Germany vs X Sub GmbH, December 2016, Münster Fiscal Court, Case No 13 K 4037/13 K,F

X Sub GmbH is a German subsidiary of a multinational group. The parent company Y Par B.V. and the financial hub of the group Z Fin B.V. – a sister company to the German subsidiary – are both located in the Netherlands. In its function as a financial hub, Z Fin B.V granted several loans to X Sub GmbH. As part of a tax audit, the German tax authority considered that the interest on the inter-company loans paid by X Sub GmbH to Z Fin B.V. was too high. In order to determine the arm’s length interest rate, X Sub GmbH had applied the CUP method. The tax authority instead applied the cost plus method and issued an assessment. X Sub GmbH filed an appeal to Münster Fiscal Court. The Court found that the cost plus method was justly chosen by the tax authority, as the external CUPs could not be used because of differences in conditions between the uncontrolled ... Continue to full case
Netherland vs. X BV, March 2007, District Court of Arnhem, Case No ECLI:NL:RBARN:2007:BA0339

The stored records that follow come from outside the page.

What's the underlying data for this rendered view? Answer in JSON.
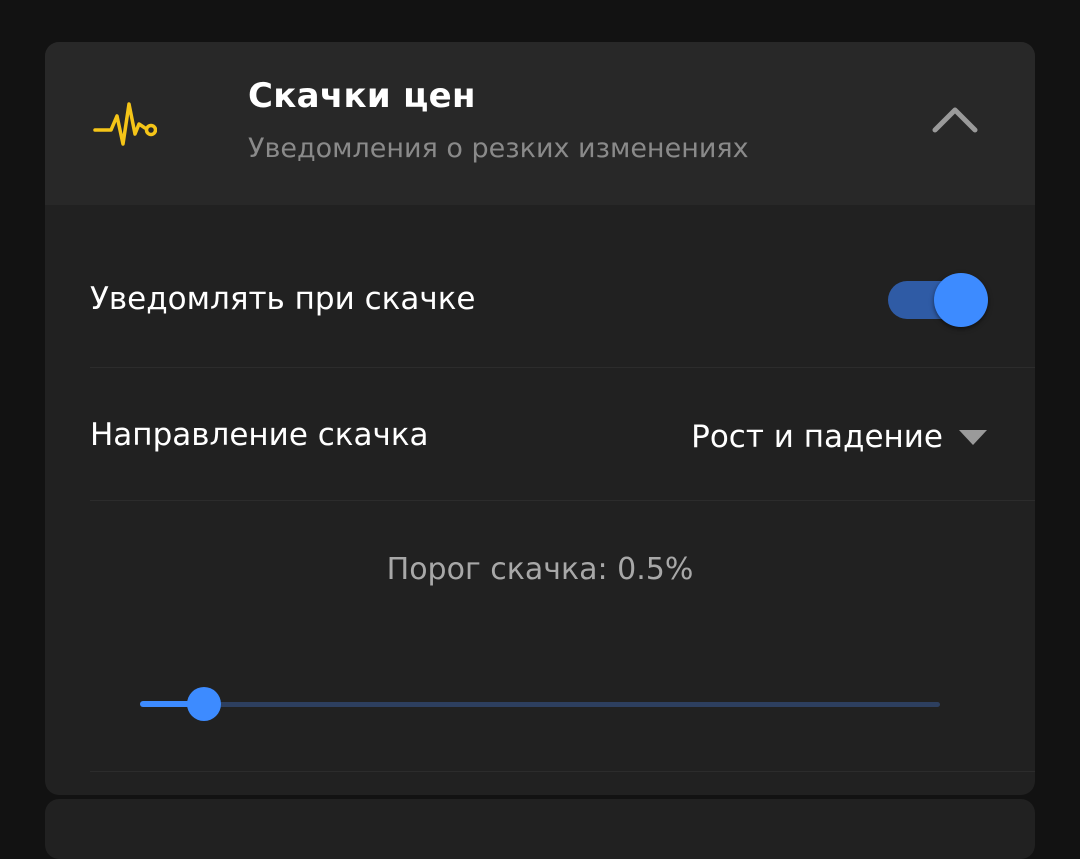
{
  "header": {
    "title": "Скачки цен",
    "subtitle": "Уведомления о резких изменениях",
    "icon": "pulse-icon",
    "icon_color": "#f5c518",
    "collapse_icon": "chevron-up-icon"
  },
  "notify_row": {
    "label": "Уведомлять при скачке",
    "enabled": true
  },
  "direction_row": {
    "label": "Направление скачка",
    "value": "Рост и падение",
    "dropdown_icon": "triangle-down-icon"
  },
  "threshold": {
    "label": "Порог скачка: 0.5%",
    "slider_fraction": 0.08
  },
  "colors": {
    "accent": "#3d8bff",
    "icon_yellow": "#f5c518"
  }
}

Netherland vs. X BV, March 2007, District Court of Arnhem, Case No ECLI:NL:RBARN:2007:BA0339

X BV in the Netherlands was a wholesaler in garden related (gift) articles. Customers are located in the Netherlands and abroad (especially in Western Europe, the United States and Canada). Procurement of the products is mainly done in China. Delivery of the products is made directly by the producer to [X] BV or to its other clients. As compensation for procurement activities performed by the [X Limited] in Hong Kong, X group BV pays a 10% surcharge on the purchase price paid by [X Limited] to its Chinese suppliers. This surcharge is passed on in the cost price of the products. The tax administration held that the compensation [X Limited] receives for its procurement activities is (much) too high. The District Court disagreed and decided in favor of X Group BV. Click here for translation Netherland vs BV 2007 ... Continue to full case
Kenya vs Unilever Kenya Ltd, October 2005, High Court of Kenya, Case no. 753 of 2003

Kenya vs Unilever Kenya Ltd, October 2005, High Court of Kenya, Case no. 753 of 2003

Unilever Kenya Limited (UKL) is engaged in the manufacture and sale of various household goods including foods, detergents and personal care items. UKL is a part of the world-wide Unilever group of companies. Unilever plc., a company incorporated in the United Kingdom has a very substantial shareholding in the UKL. UKL and Unilever Uganda Limited (UUL) are related companies. In august 1995 UKL and UUL entered into a contract whereby UKL was to manufacture on behalf of UUL and to supply to UUL such products as UUL required in accordance with orders issued by UUL. UKL supplied such products to UUL during the years 1995 and 1996.  UKL manufactured and sold goods to the Kenyan domestic market and export market, to customers not related to UKL. The prices charged by UKL for identical goods in domestic export sales were different from those charged by it for local domestic sales. The prices charged by UKL to UUL differed from both the above sales ... Continue to full case